Repertory Dance Theatre’s LINK series presented Brine for the second time at the Leona Wagner Blackbox. Brine was created by Symmer Andrews, Ashley Creek and Sara Pickett, who each presented work alongside guest choreographers Aimee Winn Swenson, Destiny S. Olsen and Natalie Desch.
The show began with Pickett’s Son Tutta duet, a cheeky piece featuring Red and Yellow, two wind dancers (also known as those inflatable-things that are outside of stores to attract your attention). Their dance is a light-hearted way to begin, and while Red and Yellow have some obvious artistic and physical limitations, it is curious how musical their inflating and deflating bodies can be.
In an abrupt thematic transition, That Time choreographed by Swenson was a group piece dealing with grief and companionship. The opening and closing monologues were heavy-handed (Swenson’s solo moving body would have been enough) but, among the supportive audiences of peers and friends, I am left wondering if I have permission to offer structural ideas about a work that is about something extremely personal to the choreographer, the death of her parents. Some of the music choices (Johnny Cash and Jim Croce) were unexpected and refreshing, each imbuing the piece with the intended nostalgia.
R-E-S-P-E-C-T, Olsen’s provocative trio, featured three women in nude leotards, contorting and wilting with chains around their necks while a video of someone slicing raw meat played on the cyc. Enough said? If not, it should be noted that Ching-I Chang Bigelow, the central dancer in the trio, is a stand-out performer who elevates every project she is in. She somehow finds a quiet power and resistance while chained and smearing red lipstick frantically around her mouth. Olsen initially gives us unsettling images to reconcile, but the piece concludes with the dancers in solidarity, traversing the floor, posing, as if staging selfie after selfie. There is meat to this work, and if desired, it could continue to be fleshed out (puns intended).
Strange Dream by Natalie Desch is the most distilled work of the evening, and is a re-staging of a work she initially created for Hillcrest High School.
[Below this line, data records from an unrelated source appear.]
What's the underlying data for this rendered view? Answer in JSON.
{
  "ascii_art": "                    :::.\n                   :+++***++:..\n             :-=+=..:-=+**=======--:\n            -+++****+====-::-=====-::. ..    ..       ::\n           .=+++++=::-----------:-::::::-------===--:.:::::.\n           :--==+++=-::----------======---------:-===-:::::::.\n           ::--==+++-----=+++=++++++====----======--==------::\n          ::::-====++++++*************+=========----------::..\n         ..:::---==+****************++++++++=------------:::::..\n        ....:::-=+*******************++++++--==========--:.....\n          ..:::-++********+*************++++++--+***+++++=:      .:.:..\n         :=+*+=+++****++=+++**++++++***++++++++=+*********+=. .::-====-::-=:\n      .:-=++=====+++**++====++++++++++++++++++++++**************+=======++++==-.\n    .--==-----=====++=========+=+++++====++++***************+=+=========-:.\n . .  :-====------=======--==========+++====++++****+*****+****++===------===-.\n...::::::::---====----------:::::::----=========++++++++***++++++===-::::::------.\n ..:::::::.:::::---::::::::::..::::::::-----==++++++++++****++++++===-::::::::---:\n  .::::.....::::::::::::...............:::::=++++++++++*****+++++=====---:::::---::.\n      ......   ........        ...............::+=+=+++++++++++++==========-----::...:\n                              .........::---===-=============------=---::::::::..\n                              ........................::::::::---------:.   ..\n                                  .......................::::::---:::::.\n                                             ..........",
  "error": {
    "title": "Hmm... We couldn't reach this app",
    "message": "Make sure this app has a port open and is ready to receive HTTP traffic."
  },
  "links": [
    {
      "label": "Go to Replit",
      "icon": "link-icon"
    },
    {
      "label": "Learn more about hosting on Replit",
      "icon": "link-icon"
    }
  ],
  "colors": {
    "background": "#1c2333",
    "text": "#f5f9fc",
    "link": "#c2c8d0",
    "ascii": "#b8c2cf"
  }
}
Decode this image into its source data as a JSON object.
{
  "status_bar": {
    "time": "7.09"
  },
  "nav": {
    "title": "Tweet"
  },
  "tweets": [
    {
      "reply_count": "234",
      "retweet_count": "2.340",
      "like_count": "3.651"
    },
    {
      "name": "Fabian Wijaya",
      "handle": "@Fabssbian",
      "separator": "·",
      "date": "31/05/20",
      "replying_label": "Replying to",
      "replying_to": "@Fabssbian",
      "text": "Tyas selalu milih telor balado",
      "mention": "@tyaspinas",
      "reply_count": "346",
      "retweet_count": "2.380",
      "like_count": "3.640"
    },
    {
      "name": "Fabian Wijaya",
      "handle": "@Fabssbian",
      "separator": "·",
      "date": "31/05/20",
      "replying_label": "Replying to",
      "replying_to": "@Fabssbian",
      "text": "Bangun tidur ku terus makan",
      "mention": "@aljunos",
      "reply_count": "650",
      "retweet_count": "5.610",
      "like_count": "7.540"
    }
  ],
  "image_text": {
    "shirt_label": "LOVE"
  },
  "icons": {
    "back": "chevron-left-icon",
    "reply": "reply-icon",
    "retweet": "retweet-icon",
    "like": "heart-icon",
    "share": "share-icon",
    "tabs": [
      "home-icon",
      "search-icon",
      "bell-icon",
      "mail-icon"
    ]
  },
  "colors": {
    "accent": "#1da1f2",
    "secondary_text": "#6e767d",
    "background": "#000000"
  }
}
Colorful costuming, stylized dancing, and the raspy voice of Tom Waits distinguishes this work, and the trio of women fully commit to the quirky and off-center movements. The piece ends with the dancers trying to create structure and stability, but instead repeatedly crumbling into a drunken heap on the floor. This created world is colorful and fun, but like everything, is vulnerable to collapse.
The final piece, In the collective quiet by Pickett, is another re-staged work, this time one that was made for UVU’s dance company. While the large group number is well-danced and a large cast is always lovely to see, the re-staging of dances created in academic contexts defines the crossroads of this burgeoning collective. Brine straddles a line between art making and community engagement, and is very successful with the latter as they gather community both to perform and to witness; there were upwards of forty artists involved in the show as well as robust turnouts for weeknight concerts. As this collective moves forward it will be interesting to see if original works specific to the collective be presented with artists who are, for the moment, dipping their toes back into the field, could instead, fully submerge.
Erica Womack is a Salt Lake based choreographer and adjunct faculty member at SLCC. Her recent work was a collaboration with The Weekenders at the State Room.